**Work to be completed**
Which lines of the entries hold the string "label"? Copy each one.

○ ○ ○ ○ ○ ○ ○

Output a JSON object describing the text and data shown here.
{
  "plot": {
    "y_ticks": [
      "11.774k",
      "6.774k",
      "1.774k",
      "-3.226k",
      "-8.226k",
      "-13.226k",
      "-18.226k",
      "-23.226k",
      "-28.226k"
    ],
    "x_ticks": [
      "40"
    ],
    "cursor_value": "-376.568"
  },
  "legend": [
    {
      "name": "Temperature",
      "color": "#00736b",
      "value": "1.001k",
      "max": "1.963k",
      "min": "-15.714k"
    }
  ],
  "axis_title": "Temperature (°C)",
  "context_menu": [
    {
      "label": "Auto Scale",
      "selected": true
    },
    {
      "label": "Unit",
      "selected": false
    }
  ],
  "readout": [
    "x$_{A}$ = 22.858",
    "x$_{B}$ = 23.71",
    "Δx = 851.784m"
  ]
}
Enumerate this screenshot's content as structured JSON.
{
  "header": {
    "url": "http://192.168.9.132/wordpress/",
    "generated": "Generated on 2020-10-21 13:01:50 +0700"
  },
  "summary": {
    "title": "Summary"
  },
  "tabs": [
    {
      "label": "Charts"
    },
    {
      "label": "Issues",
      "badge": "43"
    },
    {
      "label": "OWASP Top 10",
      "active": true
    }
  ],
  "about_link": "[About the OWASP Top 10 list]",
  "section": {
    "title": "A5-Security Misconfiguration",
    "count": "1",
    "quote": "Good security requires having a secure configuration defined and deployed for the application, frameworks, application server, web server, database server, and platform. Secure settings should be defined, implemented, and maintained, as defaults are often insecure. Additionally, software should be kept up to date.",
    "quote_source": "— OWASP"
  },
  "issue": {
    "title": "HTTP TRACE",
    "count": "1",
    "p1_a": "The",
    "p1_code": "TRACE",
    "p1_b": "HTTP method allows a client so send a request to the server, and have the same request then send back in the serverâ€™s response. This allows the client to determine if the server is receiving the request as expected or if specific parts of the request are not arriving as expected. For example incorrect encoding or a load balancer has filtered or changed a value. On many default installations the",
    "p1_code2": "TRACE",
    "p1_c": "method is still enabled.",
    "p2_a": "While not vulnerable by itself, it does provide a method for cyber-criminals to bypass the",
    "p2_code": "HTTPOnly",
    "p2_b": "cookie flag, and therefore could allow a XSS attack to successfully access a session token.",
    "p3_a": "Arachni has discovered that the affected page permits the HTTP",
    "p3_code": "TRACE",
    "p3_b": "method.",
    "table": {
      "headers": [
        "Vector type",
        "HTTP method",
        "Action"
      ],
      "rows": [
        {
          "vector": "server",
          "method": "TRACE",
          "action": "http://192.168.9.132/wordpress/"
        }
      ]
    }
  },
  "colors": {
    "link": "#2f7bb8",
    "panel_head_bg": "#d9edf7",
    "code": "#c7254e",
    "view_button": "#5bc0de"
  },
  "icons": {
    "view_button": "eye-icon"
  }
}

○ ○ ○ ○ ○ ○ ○

**The answer**
      "label": "Auto Scale",
      "label": "Unit",
      "label": "Charts"
      "label": "Issues",
      "label": "OWASP Top 10",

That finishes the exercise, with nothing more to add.